So, even as a medium sized fan of the series, I am not completely sold on The X Files. There are some good elements and there are some odd ones, but the underpinning investigation system is a disappointment. I am reminded of Sim Workshop's Mad Monks & Relics which promised much and, too, fell somewhat short. But that is not to say the system doesn't work. It does, rather well, but I feel it will become quickly repetitive since it would appear to lack the tactical breadth of METW, let alone MTG (or at least it does in starter form...). Fortunately one of any CCG's benefits is that it will provide you with new cards and situations, simply by novel card combinations, and I foresee no shortage of expansions coming from this particular source. And of course the more cards you collect, the more variety. But in The X Files the task will still be the same, and still lacking that essential ingredient.

Hullo, this is your friendly neighborhood editor. I'm going to leap in here with a few comments of my own.

I did not enjoy this game at all. I played it once and I won't be playing it again.

That said, it has some very, very clever ideas in it. I particularly liked the use of two kinds of cards so that each player could trade off playing the good guys (well, the FBI, in any case) and the bad guys (abnormal is, perhaps, a more exact term).

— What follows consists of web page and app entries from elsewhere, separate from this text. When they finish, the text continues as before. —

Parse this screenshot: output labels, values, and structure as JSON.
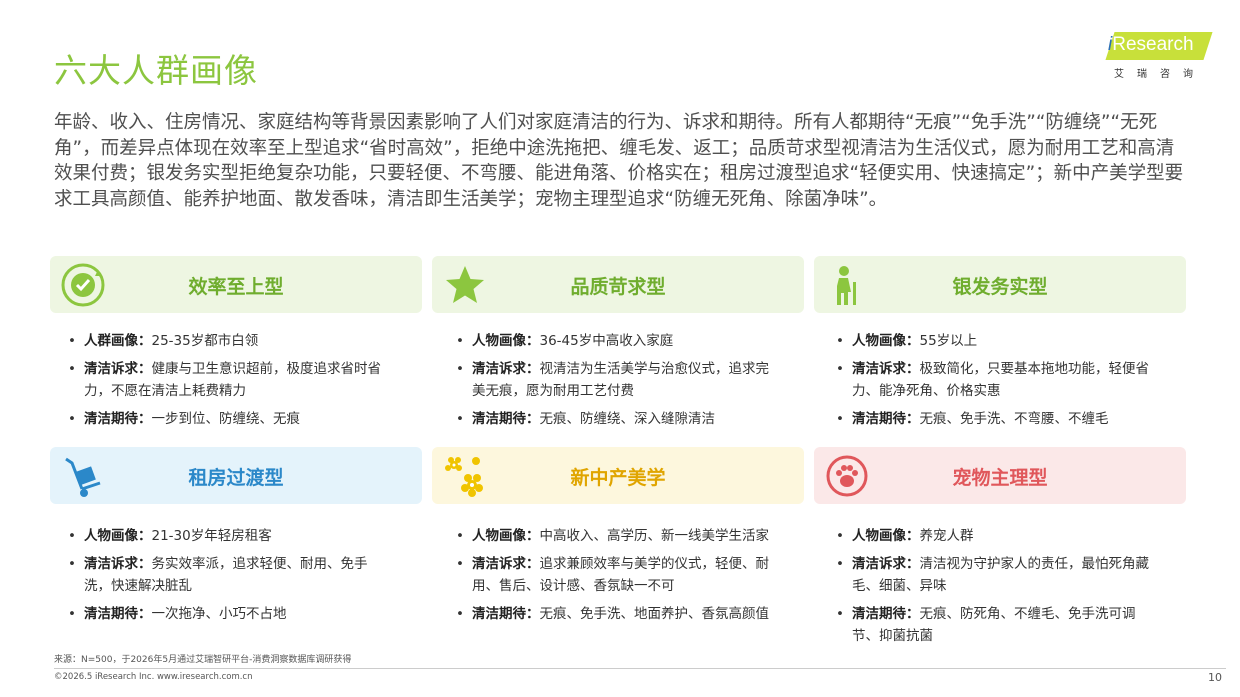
{
  "title": "六大人群画像",
  "logo": {
    "text_i": "i",
    "text_rest": "Research",
    "sub": "艾瑞咨询"
  },
  "intro": "年龄、收入、住房情况、家庭结构等背景因素影响了人们对家庭清洁的行为、诉求和期待。所有人都期待“无痕”“免手洗”“防缠绕”“无死角”，而差异点体现在效率至上型追求“省时高效”，拒绝中途洗拖把、缠毛发、返工；品质苛求型视清洁为生活仪式，愿为耐用工艺和高清效果付费；银发务实型拒绝复杂功能，只要轻便、不弯腰、能进角落、价格实在；租房过渡型追求“轻便实用、快速搞定”；新中产美学型要求工具高颜值、能养护地面、散发香味，清洁即生活美学；宠物主理型追求“防缠无死角、除菌净味”。",
  "colors": {
    "green": "#8cc63f",
    "blue": "#2b88c9",
    "yellow": "#e0a500",
    "pink": "#e0575b"
  },
  "segments": [
    {
      "name": "效率至上型",
      "icon": "clock-cycle-icon",
      "items": [
        {
          "key": "人群画像：",
          "value": "25-35岁都市白领"
        },
        {
          "key": "清洁诉求：",
          "value": "健康与卫生意识超前，极度追求省时省力，不愿在清洁上耗费精力"
        },
        {
          "key": "清洁期待：",
          "value": "一步到位、防缠绕、无痕"
        }
      ]
    },
    {
      "name": "品质苛求型",
      "icon": "star-icon",
      "items": [
        {
          "key": "人物画像：",
          "value": "36-45岁中高收入家庭"
        },
        {
          "key": "清洁诉求：",
          "value": "视清洁为生活美学与治愈仪式，追求完美无痕，愿为耐用工艺付费"
        },
        {
          "key": "清洁期待：",
          "value": "无痕、防缠绕、深入缝隙清洁"
        }
      ]
    },
    {
      "name": "银发务实型",
      "icon": "elderly-person-icon",
      "items": [
        {
          "key": "人物画像：",
          "value": "55岁以上"
        },
        {
          "key": "清洁诉求：",
          "value": "极致简化，只要基本拖地功能，轻便省力、能净死角、价格实惠"
        },
        {
          "key": "清洁期待：",
          "value": "无痕、免手洗、不弯腰、不缠毛"
        }
      ]
    },
    {
      "name": "租房过渡型",
      "icon": "luggage-cart-icon",
      "items": [
        {
          "key": "人物画像：",
          "value": "21-30岁年轻房租客"
        },
        {
          "key": "清洁诉求：",
          "value": "务实效率派，追求轻便、耐用、免手洗，快速解决脏乱"
        },
        {
          "key": "清洁期待：",
          "value": "一次拖净、小巧不占地"
        }
      ]
    },
    {
      "name": "新中产美学",
      "icon": "flowers-icon",
      "items": [
        {
          "key": "人物画像：",
          "value": "中高收入、高学历、新一线美学生活家"
        },
        {
          "key": "清洁诉求：",
          "value": "追求兼顾效率与美学的仪式，轻便、耐用、售后、设计感、香氛缺一不可"
        },
        {
          "key": "清洁期待：",
          "value": "无痕、免手洗、地面养护、香氛高颜值"
        }
      ]
    },
    {
      "name": "宠物主理型",
      "icon": "paw-icon",
      "items": [
        {
          "key": "人物画像：",
          "value": "养宠人群"
        },
        {
          "key": "清洁诉求：",
          "value": "清洁视为守护家人的责任，最怕死角藏毛、细菌、异味"
        },
        {
          "key": "清洁期待：",
          "value": "无痕、防死角、不缠毛、免手洗可调节、抑菌抗菌"
        }
      ]
    }
  ],
  "source": "来源：N=500，于2026年5月通过艾瑞智研平台-消费洞察数据库调研获得",
  "copyright": "©2026.5 iResearch Inc.                 www.iresearch.com.cn",
  "page_number": "10"
}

And I liked the idea of having to buy your cards and being able to sell off one sort of card to buy more of another. One of the big problems with CCGs (card games in general, really, since it shows up in Knightmare Chess, too) is what to do when a player is stuck with cards which are fine cards and possibly even powerful but not applicable to the current game situation. Allowing a player to discard cards and be rewarded based on the power of the card thrown off is a great mechanism. I hope someone picks up that ball and runs with it.

Anyway, sorry Mike. Didn't mean to interrupt but just had to get that off my chest. Ahem. There it is.

Message ends.

The Game Cabinet - - Ken Tidwell